Which lines of the data below contain "Dölj"? Please show them all.

Data excerpts:
==========
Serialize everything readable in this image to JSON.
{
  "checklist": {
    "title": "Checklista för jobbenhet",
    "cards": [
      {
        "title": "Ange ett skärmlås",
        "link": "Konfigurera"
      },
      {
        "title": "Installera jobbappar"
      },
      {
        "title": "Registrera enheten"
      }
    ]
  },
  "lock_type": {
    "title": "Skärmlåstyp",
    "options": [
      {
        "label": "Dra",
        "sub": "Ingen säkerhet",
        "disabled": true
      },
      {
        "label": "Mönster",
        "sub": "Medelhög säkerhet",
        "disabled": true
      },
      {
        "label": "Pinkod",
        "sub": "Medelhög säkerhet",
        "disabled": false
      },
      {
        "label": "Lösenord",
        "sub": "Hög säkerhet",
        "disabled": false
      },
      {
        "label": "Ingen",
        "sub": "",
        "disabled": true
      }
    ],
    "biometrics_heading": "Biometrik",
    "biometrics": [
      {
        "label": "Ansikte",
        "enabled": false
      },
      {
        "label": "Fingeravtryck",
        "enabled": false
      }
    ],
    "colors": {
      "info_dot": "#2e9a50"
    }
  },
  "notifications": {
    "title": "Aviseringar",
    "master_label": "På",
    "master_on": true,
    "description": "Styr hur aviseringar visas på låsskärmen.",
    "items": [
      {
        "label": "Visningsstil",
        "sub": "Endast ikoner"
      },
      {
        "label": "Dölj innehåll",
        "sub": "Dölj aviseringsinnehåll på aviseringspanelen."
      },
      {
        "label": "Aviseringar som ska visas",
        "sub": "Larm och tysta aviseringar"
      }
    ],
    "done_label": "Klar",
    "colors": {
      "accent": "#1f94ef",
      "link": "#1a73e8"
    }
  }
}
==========
* RESULT OF THE TASK:
        "label": "Dölj innehåll",
        "sub": "Dölj aviseringsinnehåll på aviseringspanelen."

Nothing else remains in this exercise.